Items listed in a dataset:
================================

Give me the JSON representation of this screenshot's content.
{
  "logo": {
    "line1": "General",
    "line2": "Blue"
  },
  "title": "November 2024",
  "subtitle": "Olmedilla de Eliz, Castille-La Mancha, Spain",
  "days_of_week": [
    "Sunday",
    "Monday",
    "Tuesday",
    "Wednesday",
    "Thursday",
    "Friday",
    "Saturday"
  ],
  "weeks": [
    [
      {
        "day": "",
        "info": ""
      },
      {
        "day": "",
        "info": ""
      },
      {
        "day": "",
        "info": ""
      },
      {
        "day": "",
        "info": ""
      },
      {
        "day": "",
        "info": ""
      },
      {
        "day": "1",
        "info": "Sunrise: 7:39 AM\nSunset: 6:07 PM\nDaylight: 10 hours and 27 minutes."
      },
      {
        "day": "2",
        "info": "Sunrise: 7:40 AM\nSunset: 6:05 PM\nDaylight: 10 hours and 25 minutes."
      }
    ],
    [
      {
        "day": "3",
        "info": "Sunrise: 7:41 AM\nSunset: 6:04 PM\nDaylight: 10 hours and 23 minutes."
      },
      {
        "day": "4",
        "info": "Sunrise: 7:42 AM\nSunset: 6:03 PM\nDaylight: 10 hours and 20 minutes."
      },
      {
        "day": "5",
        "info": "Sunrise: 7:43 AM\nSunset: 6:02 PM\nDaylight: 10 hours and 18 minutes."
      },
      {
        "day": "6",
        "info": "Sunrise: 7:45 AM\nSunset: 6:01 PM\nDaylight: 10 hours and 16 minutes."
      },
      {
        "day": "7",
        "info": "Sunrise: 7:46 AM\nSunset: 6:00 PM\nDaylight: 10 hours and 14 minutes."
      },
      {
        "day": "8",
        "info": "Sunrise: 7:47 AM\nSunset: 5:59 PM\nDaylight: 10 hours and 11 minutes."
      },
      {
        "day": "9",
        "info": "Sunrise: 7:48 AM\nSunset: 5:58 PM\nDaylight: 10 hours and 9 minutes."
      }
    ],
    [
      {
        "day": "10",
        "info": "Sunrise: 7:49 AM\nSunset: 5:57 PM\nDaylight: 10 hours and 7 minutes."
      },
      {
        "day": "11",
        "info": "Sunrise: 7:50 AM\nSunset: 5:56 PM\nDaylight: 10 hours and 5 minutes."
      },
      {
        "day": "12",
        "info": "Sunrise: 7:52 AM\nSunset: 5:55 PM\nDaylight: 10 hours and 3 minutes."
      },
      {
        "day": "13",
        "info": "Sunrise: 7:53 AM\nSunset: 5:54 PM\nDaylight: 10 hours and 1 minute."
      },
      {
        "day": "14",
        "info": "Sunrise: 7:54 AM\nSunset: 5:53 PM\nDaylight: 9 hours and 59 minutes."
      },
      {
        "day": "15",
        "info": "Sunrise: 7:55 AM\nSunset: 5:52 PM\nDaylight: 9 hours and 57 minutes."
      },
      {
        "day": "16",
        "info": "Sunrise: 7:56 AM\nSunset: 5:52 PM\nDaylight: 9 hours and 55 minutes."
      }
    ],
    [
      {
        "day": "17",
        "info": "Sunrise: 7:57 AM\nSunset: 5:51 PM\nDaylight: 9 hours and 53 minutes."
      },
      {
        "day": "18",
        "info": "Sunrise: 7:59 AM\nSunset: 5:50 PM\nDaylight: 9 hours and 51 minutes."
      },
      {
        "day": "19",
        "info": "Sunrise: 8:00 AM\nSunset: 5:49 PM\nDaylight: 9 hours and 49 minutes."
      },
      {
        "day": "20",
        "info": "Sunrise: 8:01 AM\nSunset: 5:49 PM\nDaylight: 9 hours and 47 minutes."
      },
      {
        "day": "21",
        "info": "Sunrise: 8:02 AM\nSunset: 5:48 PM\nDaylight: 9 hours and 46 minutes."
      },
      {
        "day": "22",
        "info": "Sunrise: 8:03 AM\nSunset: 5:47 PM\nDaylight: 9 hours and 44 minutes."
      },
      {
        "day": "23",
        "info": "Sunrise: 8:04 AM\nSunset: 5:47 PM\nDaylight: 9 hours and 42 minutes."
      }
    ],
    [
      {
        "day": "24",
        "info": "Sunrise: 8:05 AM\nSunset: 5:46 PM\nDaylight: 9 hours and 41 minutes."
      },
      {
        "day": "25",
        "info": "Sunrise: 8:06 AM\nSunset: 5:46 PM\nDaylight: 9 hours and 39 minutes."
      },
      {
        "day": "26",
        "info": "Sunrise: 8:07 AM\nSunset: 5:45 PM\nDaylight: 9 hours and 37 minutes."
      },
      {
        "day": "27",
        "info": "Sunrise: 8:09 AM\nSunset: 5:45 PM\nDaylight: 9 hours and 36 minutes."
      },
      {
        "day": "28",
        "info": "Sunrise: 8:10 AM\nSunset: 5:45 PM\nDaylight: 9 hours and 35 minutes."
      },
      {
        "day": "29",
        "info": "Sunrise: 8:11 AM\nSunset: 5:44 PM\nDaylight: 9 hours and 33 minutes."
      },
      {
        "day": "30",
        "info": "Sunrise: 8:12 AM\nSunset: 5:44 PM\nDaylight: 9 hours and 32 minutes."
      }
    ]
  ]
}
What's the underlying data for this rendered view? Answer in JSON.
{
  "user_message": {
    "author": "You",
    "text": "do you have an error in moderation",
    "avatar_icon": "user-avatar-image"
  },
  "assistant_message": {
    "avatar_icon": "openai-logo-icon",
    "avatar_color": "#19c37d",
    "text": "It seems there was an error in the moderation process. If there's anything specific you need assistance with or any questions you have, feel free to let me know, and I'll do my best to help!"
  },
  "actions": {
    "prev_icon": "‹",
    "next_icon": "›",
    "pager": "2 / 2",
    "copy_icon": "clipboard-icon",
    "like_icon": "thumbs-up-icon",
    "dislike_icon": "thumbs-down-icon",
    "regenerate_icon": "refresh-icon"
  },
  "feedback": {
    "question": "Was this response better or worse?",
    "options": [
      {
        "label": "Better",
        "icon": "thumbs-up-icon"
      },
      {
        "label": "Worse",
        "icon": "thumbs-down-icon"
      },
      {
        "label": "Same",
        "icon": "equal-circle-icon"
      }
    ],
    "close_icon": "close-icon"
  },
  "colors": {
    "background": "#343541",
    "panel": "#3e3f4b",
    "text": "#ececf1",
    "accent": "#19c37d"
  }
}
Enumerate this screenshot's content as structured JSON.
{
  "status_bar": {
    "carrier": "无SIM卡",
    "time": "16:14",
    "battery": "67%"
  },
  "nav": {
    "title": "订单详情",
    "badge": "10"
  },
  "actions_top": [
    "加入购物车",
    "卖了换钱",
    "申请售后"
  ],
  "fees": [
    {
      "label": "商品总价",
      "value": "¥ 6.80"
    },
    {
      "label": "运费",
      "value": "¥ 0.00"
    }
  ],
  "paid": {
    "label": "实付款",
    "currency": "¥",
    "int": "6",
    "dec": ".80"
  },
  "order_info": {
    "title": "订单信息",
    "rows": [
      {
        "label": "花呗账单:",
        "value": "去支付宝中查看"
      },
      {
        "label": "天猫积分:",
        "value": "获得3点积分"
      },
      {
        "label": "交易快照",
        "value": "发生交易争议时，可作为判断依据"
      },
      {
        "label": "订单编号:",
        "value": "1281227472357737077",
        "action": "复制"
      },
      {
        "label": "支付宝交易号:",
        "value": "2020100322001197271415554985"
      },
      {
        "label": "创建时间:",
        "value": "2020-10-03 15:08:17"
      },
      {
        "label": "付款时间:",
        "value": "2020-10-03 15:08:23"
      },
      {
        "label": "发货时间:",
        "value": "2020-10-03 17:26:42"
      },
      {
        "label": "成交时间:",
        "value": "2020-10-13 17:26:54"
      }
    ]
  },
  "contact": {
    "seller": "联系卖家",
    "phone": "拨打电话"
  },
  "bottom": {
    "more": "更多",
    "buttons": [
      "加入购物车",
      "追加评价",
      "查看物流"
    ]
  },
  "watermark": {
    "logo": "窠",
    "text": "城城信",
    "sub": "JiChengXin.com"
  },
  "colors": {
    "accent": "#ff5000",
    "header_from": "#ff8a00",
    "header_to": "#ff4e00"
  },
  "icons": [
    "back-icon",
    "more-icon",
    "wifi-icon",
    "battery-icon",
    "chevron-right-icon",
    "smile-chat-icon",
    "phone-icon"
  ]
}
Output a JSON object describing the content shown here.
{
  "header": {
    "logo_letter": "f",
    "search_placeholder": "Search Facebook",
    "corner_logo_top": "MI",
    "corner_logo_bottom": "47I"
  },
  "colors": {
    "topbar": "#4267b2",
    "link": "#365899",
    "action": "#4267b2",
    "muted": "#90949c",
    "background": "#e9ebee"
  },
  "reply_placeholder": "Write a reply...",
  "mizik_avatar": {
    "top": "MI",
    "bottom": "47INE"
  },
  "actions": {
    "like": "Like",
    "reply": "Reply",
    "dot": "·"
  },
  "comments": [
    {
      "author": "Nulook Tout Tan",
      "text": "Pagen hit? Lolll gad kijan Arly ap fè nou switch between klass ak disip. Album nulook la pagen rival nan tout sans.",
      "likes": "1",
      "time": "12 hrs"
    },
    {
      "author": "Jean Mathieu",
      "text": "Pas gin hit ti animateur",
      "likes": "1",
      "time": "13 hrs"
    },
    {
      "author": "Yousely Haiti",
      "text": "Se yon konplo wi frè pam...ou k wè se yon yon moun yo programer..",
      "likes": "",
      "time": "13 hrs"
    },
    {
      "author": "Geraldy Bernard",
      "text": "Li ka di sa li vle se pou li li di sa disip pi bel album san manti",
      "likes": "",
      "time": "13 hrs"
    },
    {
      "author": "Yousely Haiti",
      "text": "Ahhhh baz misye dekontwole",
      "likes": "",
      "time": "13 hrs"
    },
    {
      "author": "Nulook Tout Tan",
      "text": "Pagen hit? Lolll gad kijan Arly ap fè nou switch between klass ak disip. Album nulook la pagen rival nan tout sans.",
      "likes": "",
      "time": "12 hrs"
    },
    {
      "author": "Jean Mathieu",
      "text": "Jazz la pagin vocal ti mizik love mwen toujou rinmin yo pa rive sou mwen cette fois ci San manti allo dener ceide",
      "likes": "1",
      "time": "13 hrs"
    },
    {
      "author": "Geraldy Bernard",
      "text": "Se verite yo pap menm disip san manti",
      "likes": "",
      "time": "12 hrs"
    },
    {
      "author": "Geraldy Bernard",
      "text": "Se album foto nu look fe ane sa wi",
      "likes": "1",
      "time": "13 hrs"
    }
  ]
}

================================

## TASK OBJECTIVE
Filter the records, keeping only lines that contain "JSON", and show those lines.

## EXERCISE SOLUTION
Give me the JSON representation of this screenshot's content.
What's the underlying data for this rendered view? Answer in JSON.
Enumerate this screenshot's content as structured JSON.
Output a JSON object describing the content shown here.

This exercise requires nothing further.